Exchange Program Brings Seattle Transgender Activist to China
A transgender activist from Seattle spent 15 days in China last month, working with Chinese LGBT activists as part of a Los Angeles Gay and Lesbian Center-sponsored exchange program.
"I met some amazing young activists-all of them under 30," said Marsha Botzer upon her return to the United States. "Since China is China, they’re going to guide the world."
Although the numbers are hard to document, the world’s most populous country certainly has an enormous LGBT population. "Oh, millions!" exclaimed Botzer. "The largest LGBT population in the world! That’s why it’s going to make a difference."
She then laughed. "So many people-I’ll never complain about Seattle traffic again!," proclaimed Botzer.
Chinese officials asked for delegations from the United States. Botzer said they wanted people with a particular expertise, "and I went representing trans people."
According to Botzer, her delegation enjoyed complete freedom of access to the local LGBT community. "I never saw anyone watching us, never saw overt control," she said. "I could walk out of my hotel and get in a taxi and go wherever."
Botzer: Chinese Government is Not Anti-Gay
She said the Chinese government is not anti-gay, "but they also don’t want a public display of organizing."
"You couldn’t have a big conference like Gender Odyssey or Creating Change," noted Botzer.
Although Botzer did visit Beijing’s Forbidden City and other attractions, she was meeting with Chinese LGBT activists "all day long, and most nights."
"We met with our counterparts in their homes, in cafes, and in the center they created [in Beijing]," she said.
The Beijing center opened in 2008. Planning for the project began in 1998, the same year that same-sex relations were decriminalized in China.
Botzer said her Chinese colleagues face many of the same issues the American LGBT rights movement once tackled.
"How do you organize? They have no models for that," she said. "How do you talk about different sexual orientation and gender identity? How do you reach out to people? How do you distribute safe sex information, condoms?’ While the Chinese are just now grappling with these problems, their approach is thoughtful and businesslike."
LGBT Organizing Has Matured in China
Botzer noted, however, Chinese activists have what she described as a "mature" form of organizing.
"When you want to start a group, you write a formal proposal and when I finally met up with trans folks, I became friends with one young activist," she said. "When she decided to become an activist, her first move was to write a paper on what trans folks need and how to do outreach to them. They know what to do, and they’re doing it-education, being open, creating newsletters and archives, using the internet too. It’s different there; you’re not able to put up the same resources."
Botzer observed that while some issues her Chinese colleagues face are similar to those that their American counterparts encounter, others are very different.
"They have freedoms we don’t have.
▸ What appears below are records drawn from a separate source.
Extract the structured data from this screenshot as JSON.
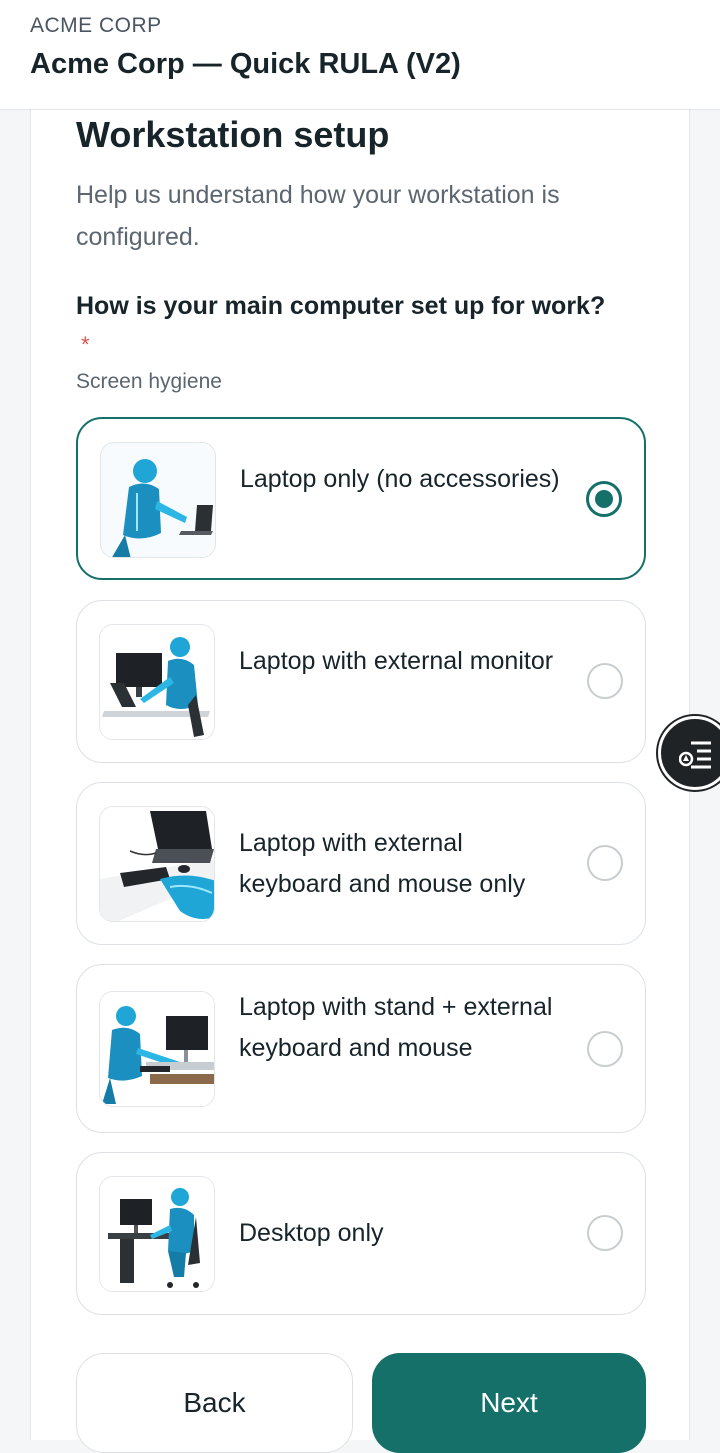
{
  "header": {
    "org_name": "ACME CORP",
    "form_title": "Acme Corp — Quick RULA (V2)"
  },
  "section": {
    "title": "Workstation setup",
    "description": "Help us understand how your workstation is configured."
  },
  "question": {
    "text": "How is your main computer set up for work?",
    "required_mark": "*",
    "hint": "Screen hygiene",
    "options": [
      {
        "label": "Laptop only (no accessories)",
        "selected": true,
        "image": "laptop-only-illustration"
      },
      {
        "label": "Laptop with external monitor",
        "selected": false,
        "image": "laptop-external-monitor-illustration"
      },
      {
        "label": "Laptop with external keyboard and mouse only",
        "selected": false,
        "image": "laptop-keyboard-mouse-illustration"
      },
      {
        "label": "Laptop with stand + external keyboard and mouse",
        "selected": false,
        "image": "laptop-stand-illustration"
      },
      {
        "label": "Desktop only",
        "selected": false,
        "image": "desktop-only-illustration"
      }
    ]
  },
  "buttons": {
    "back": "Back",
    "next": "Next"
  },
  "floating_button": {
    "icon": "list-options-icon"
  },
  "colors": {
    "accent": "#15706a",
    "required": "#d9534f",
    "skeleton": "#1fa6d6"
  }
}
There’s no religious right, for example-although U.S. religious organizations have come to China," she said. "Family expectations-’matrimonial procreation’-the layers of family, and what all that means is different, and very complex."
The pressure of family expectations that every Chinese boy or girl will someday marry and have children can be almost unbearable, said Botzer. This pressure became evident during a Beijing PFLAG meeting about coming out.
"One young man just started to cry-’I can’t, I can’t, I have to get married’ and if you come out, you have a problem with your family, you have a problem at work-a lot of different things," said Botzer. "You could almost feel the weight of all that on these folks. You could see when people wanted to practice their English-they could say in English things they couldn’t say in Chinese."
Botzer said there is LGBT representation in the Chinese media that include pictures of a same-sex marriage that were shown in Jan. 2010, glossy gay images and some filmmakers, but outlets remain tightly controlled. One filmmaker produced a documentary about drag queens, but officials shut it down. "He had to find other avenues of distribution," noted Botzer.
Although she met and befriended Chinese trans activists, trans issues are not well known in China.
"There’s a general idea-so I’m told-that it’s an illness that can be cured by surgery," she said. "The government outlawed hormones in the pharmacy-I’m told, but I can’t verify this-and people desire information about what hormones can do and what they can’t do."